▸ **Problem statement**: Below are some records. How many of their lines contain the string "JSON"? Answer with the number alone.

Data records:
....................

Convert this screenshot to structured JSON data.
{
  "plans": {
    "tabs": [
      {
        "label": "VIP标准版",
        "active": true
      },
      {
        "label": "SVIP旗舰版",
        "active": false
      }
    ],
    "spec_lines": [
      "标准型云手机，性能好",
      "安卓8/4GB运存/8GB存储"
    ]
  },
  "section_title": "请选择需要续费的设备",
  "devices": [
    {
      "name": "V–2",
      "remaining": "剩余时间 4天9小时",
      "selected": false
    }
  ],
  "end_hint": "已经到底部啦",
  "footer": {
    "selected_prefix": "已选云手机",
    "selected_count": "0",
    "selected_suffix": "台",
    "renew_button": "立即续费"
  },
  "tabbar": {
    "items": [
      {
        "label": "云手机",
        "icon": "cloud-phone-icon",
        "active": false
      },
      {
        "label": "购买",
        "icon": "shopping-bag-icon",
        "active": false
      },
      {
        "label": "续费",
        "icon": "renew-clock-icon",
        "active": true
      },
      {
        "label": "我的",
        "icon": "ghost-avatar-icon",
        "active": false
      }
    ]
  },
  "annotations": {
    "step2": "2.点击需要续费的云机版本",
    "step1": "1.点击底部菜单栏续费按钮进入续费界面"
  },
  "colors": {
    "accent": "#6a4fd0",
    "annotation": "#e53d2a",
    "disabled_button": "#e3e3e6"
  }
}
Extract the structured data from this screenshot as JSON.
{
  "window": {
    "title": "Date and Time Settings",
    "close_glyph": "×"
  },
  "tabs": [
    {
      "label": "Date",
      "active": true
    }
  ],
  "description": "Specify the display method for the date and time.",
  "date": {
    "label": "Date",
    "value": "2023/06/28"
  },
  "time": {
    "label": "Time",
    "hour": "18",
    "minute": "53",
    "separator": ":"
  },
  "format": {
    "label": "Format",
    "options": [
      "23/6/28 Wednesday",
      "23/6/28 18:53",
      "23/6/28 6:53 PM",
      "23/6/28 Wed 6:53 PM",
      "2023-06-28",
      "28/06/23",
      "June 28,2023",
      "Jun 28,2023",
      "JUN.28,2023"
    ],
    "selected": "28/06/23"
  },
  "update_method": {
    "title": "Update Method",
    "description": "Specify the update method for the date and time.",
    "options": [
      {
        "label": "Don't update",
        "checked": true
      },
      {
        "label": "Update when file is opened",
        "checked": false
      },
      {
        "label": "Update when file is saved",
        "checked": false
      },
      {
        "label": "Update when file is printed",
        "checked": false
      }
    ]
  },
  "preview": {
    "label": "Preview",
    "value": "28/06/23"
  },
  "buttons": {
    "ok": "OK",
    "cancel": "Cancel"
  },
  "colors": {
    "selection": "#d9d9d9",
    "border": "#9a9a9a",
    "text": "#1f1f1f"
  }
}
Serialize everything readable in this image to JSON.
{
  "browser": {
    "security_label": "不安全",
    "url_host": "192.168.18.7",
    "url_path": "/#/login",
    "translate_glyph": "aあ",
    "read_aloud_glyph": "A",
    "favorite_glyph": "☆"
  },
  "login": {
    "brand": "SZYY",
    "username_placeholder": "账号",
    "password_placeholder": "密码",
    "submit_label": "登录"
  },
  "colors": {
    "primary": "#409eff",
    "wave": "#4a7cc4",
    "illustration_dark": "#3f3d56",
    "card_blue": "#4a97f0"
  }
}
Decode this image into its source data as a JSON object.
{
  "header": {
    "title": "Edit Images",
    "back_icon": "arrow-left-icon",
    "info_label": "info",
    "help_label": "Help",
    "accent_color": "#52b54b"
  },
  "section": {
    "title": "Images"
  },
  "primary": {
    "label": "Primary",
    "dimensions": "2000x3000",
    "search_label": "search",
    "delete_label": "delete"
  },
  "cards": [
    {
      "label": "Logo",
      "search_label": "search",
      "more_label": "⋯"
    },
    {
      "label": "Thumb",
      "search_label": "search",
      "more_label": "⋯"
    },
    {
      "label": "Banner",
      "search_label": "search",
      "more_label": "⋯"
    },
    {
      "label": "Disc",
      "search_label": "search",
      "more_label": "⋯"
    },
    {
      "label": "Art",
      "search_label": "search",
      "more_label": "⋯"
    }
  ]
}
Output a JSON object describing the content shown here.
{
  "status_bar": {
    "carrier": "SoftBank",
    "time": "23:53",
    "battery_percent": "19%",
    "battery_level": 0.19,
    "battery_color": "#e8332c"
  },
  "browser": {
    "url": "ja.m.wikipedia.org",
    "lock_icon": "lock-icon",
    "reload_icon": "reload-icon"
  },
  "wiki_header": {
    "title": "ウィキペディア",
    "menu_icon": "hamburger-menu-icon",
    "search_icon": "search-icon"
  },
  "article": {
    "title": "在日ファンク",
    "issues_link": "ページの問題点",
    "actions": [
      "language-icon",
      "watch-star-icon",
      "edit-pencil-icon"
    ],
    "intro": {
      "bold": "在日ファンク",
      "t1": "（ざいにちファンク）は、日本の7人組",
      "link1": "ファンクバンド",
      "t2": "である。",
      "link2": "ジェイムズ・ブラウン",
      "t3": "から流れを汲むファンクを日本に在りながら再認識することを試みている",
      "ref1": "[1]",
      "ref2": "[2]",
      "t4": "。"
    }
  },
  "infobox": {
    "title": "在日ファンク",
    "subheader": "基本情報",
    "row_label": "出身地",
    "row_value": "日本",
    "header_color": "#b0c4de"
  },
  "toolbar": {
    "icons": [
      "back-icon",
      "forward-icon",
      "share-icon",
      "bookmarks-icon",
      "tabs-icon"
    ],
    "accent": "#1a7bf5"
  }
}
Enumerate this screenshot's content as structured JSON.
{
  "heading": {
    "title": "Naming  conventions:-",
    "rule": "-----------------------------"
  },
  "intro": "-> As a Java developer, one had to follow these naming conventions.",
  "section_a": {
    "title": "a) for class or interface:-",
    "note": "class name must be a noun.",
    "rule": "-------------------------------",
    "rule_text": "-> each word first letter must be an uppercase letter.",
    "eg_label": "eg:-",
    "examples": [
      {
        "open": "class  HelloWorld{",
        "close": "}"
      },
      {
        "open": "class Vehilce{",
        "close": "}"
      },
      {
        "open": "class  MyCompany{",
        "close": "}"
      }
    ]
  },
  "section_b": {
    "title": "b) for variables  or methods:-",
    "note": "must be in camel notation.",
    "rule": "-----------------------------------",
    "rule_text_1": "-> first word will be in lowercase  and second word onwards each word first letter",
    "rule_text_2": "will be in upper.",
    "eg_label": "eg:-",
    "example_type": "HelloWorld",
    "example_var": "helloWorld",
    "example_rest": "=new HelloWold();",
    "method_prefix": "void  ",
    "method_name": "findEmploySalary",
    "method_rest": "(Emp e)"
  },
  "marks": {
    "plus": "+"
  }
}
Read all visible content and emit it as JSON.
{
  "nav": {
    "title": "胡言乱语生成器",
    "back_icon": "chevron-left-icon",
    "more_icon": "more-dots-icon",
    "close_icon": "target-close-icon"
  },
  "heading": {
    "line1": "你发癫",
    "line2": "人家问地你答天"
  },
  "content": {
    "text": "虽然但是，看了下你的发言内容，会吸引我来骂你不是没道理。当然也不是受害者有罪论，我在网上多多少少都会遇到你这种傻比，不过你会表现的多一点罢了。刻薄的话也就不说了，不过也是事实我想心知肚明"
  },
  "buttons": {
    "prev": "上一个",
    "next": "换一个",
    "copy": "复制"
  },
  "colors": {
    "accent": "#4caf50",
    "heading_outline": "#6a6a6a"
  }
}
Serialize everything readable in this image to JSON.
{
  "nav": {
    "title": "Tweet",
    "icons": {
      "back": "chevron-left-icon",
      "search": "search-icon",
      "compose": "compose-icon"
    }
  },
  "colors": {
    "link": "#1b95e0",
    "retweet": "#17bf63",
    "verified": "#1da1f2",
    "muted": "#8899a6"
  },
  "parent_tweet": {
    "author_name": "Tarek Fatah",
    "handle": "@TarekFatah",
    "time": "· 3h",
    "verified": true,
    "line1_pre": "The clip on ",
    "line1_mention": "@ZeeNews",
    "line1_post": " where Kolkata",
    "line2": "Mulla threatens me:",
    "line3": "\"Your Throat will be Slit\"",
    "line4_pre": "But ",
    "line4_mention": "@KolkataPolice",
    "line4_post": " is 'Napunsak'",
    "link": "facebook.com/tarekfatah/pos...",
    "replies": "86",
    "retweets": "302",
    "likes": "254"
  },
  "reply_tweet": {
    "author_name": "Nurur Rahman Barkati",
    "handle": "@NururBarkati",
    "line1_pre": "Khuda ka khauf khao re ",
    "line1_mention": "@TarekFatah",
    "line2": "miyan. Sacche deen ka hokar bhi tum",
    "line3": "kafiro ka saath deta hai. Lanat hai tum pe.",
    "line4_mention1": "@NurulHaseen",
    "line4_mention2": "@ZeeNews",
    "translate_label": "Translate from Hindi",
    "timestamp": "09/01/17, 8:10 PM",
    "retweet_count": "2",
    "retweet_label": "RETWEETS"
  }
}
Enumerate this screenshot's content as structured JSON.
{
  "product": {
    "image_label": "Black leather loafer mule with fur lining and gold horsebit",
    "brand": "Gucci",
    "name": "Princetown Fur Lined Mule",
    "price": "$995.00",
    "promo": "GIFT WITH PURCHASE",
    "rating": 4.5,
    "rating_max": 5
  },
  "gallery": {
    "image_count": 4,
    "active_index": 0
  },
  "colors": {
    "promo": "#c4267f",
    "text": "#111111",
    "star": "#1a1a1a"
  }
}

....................

▸ **Task result**: 9